---------- DATA FOR ANALYSIS ----------
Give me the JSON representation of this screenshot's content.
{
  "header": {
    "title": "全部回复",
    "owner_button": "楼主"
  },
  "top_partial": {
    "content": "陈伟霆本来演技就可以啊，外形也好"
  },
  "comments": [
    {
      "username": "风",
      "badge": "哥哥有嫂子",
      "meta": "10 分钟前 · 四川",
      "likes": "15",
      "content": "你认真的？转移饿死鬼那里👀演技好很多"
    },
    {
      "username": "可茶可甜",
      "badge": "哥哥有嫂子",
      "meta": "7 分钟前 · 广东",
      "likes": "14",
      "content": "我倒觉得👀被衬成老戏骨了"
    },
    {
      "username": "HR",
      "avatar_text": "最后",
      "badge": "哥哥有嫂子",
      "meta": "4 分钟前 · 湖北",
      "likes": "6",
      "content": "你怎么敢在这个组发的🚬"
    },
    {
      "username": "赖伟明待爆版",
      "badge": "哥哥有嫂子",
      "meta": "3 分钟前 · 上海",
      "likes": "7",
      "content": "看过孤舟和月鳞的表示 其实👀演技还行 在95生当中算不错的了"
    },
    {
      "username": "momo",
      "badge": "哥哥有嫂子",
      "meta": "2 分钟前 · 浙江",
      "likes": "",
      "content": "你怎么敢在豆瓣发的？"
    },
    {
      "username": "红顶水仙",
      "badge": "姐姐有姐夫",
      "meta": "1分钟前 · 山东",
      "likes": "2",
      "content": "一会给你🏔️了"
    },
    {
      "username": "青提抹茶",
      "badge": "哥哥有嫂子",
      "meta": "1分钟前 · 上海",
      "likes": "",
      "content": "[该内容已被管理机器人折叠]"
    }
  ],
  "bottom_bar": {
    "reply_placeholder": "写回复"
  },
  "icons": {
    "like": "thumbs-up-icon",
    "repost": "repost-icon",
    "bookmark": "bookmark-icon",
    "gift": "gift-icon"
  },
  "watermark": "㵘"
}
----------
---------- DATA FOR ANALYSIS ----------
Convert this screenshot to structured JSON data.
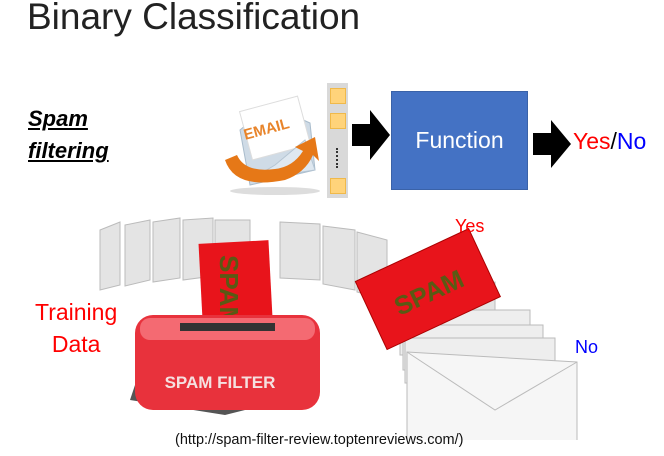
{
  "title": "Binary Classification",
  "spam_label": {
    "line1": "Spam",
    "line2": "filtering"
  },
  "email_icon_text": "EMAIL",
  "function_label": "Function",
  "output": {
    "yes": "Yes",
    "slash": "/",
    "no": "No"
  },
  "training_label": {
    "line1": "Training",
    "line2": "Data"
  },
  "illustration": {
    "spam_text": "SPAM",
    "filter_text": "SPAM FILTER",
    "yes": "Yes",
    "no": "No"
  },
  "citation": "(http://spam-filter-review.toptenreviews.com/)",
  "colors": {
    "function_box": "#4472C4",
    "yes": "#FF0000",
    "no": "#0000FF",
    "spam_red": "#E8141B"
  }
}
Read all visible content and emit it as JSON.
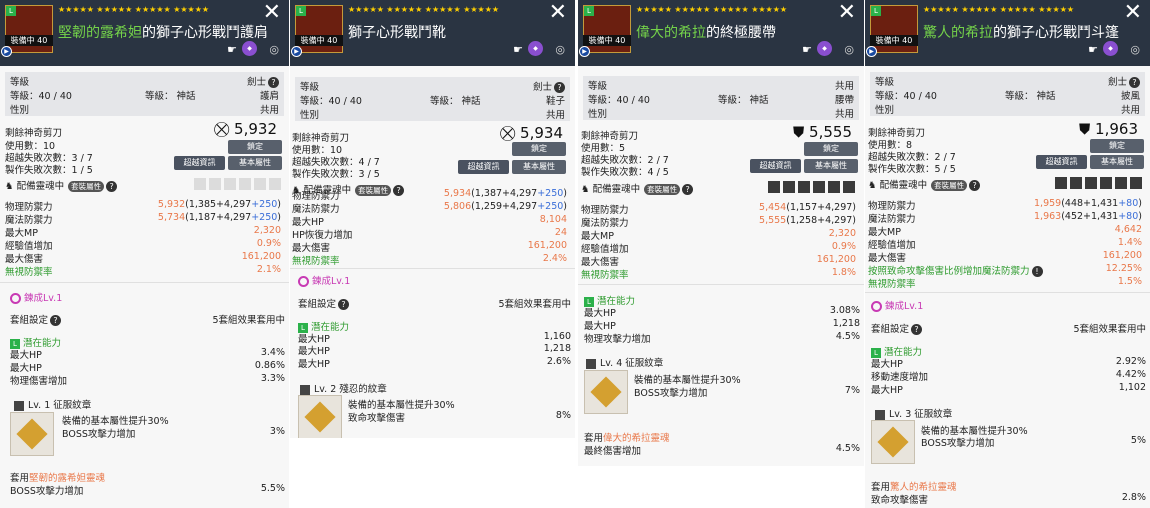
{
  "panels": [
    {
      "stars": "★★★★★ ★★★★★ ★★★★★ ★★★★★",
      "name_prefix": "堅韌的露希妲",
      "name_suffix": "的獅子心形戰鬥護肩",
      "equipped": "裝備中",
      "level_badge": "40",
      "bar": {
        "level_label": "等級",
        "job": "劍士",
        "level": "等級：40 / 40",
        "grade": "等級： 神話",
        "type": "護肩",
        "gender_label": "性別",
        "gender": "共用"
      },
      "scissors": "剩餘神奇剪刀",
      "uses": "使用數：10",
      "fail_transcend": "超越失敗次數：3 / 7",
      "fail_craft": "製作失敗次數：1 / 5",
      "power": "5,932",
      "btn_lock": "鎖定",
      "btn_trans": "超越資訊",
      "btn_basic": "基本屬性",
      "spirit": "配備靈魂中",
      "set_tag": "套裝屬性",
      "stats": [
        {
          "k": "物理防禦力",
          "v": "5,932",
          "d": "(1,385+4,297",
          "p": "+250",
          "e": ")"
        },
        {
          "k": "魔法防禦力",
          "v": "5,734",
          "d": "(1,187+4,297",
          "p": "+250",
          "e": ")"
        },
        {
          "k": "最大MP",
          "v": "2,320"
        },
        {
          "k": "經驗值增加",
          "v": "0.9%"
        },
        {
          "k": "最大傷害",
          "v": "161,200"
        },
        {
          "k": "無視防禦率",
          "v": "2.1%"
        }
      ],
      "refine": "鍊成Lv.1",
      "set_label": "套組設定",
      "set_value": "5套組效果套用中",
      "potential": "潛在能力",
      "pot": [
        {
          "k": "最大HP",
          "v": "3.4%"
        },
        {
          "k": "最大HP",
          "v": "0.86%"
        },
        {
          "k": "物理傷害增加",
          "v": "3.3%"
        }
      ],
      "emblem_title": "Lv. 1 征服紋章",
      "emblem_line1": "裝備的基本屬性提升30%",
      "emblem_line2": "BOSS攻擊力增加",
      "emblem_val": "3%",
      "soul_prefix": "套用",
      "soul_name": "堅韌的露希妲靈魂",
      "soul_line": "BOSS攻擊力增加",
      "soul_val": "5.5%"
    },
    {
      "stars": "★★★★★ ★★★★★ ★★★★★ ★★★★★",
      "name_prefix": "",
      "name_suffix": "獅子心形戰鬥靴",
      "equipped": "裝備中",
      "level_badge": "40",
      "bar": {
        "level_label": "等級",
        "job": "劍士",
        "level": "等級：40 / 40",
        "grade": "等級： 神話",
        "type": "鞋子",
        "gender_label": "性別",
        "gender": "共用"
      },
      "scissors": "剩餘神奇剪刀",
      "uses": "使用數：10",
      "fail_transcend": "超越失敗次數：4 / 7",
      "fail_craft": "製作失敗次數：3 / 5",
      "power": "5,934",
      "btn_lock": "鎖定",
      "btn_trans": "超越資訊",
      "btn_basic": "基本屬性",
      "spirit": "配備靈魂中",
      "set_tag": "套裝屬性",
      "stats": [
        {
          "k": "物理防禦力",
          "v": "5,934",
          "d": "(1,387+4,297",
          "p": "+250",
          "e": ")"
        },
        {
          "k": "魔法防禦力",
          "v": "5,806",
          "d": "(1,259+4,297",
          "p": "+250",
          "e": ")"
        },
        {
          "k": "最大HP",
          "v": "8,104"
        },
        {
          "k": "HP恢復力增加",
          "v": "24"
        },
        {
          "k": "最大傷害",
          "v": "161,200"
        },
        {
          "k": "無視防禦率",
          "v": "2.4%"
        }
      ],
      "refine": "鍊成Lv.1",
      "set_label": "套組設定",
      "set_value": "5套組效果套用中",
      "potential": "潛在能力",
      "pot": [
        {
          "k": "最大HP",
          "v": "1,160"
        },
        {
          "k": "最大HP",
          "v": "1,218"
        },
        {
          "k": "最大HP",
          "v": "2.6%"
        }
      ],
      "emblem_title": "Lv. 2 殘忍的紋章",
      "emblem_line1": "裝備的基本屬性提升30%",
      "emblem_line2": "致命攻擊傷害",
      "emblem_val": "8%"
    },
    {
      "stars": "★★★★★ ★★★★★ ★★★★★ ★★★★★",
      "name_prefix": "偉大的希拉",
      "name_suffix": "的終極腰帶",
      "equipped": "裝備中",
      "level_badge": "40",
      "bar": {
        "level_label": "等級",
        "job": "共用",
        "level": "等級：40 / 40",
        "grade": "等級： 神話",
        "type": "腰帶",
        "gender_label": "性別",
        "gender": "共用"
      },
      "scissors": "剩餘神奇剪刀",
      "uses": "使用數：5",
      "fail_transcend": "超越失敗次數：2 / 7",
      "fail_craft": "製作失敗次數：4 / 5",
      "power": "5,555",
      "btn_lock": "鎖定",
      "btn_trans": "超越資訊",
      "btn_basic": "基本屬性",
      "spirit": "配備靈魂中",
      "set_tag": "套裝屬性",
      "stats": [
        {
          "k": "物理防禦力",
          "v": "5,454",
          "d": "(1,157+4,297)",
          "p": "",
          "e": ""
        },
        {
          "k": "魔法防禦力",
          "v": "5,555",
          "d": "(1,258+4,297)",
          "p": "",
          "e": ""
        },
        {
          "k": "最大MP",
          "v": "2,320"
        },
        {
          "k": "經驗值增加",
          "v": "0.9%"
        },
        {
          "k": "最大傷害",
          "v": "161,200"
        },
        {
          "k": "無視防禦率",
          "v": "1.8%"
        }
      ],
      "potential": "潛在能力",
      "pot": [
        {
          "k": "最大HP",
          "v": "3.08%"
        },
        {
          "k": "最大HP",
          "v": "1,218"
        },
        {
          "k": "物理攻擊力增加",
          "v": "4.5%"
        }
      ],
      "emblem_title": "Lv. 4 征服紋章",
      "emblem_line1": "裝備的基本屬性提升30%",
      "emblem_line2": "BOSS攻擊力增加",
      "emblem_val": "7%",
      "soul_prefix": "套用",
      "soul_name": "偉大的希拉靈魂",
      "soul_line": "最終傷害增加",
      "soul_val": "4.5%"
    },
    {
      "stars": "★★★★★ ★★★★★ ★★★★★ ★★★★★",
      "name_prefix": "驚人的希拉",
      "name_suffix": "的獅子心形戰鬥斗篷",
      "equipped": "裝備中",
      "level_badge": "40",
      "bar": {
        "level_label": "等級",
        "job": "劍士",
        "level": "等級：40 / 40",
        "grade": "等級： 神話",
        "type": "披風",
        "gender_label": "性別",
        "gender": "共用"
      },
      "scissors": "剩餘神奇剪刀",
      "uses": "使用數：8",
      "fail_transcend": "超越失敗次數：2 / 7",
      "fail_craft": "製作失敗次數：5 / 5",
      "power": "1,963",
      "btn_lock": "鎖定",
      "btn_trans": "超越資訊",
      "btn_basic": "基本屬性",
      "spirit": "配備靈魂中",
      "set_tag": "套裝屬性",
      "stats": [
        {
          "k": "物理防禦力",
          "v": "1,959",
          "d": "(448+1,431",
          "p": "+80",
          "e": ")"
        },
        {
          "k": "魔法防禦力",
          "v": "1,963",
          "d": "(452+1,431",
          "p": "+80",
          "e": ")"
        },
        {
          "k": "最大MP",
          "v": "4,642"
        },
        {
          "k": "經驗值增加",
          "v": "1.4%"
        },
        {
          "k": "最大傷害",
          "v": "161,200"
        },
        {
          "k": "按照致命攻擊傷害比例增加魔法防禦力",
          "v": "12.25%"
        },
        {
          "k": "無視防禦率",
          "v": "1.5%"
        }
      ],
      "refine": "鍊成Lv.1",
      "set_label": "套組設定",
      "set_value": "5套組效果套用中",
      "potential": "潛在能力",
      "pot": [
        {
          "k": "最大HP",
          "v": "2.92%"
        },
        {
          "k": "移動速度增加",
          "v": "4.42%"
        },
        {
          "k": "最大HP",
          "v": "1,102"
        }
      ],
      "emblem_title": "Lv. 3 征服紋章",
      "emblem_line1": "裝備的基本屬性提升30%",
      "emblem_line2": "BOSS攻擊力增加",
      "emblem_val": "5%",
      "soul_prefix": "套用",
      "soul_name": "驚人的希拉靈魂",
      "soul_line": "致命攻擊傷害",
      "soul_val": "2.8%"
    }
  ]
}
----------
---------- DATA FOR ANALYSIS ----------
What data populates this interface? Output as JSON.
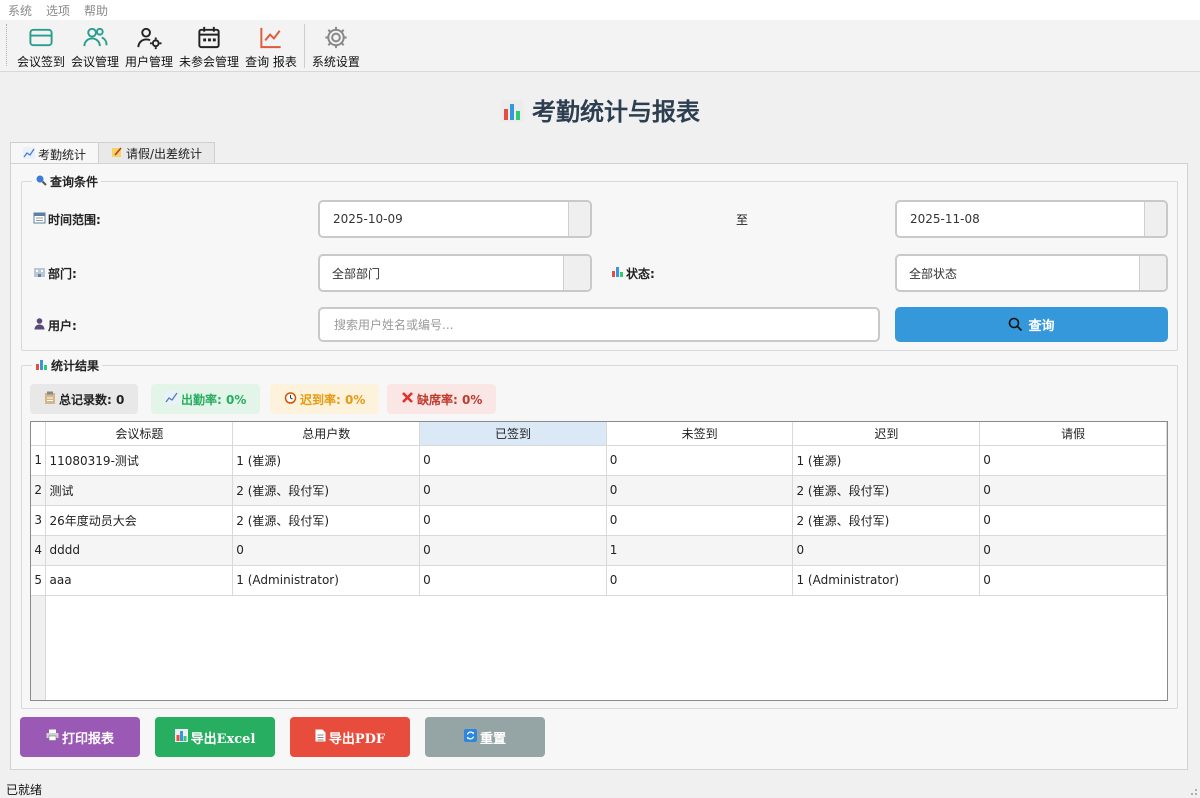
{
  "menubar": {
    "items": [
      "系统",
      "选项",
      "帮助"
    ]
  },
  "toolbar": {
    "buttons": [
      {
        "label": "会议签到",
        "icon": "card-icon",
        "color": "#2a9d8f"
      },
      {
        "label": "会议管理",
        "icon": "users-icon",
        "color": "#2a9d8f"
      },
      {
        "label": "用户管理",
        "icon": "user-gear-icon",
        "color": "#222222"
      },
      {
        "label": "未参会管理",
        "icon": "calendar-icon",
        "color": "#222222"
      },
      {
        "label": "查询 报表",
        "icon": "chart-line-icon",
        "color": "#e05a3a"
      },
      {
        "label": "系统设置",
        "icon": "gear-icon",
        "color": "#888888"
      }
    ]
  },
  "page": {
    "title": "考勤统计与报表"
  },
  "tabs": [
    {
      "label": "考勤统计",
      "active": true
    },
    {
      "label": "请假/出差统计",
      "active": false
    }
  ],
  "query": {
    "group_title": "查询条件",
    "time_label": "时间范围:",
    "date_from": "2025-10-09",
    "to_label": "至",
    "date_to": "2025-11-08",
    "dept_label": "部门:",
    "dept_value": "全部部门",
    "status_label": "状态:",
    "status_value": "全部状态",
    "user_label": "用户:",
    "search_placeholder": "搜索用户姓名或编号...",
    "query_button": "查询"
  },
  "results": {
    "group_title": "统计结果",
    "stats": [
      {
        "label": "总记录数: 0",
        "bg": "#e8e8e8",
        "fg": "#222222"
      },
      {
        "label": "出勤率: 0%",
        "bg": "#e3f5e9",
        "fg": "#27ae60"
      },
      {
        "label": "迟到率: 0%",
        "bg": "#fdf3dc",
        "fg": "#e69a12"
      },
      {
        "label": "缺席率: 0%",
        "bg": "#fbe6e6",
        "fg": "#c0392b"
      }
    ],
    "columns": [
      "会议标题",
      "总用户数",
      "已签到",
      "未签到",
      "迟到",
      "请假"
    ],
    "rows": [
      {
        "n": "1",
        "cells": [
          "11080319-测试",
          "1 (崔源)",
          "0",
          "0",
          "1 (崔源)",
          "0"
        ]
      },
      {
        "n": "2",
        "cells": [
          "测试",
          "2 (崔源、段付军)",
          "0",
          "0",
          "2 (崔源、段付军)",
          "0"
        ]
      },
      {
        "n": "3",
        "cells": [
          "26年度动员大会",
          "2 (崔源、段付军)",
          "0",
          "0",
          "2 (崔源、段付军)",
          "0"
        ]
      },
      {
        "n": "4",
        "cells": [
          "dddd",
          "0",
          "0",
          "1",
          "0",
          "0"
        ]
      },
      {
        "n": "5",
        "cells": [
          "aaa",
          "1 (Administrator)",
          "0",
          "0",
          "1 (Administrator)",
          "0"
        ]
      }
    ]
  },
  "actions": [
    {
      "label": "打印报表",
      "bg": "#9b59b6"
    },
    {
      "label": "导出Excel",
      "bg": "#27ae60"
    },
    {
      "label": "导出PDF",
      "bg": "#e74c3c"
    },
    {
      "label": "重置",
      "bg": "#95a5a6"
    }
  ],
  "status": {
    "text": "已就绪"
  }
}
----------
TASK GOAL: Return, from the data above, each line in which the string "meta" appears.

RESPONSE TO THIS TASK:
      "meta": "10 分钟前 · 四川",
      "meta": "7 分钟前 · 广东",
      "meta": "4 分钟前 · 湖北",
      "meta": "3 分钟前 · 上海",
      "meta": "2 分钟前 · 浙江",
      "meta": "1分钟前 · 山东",
      "meta": "1分钟前 · 上海",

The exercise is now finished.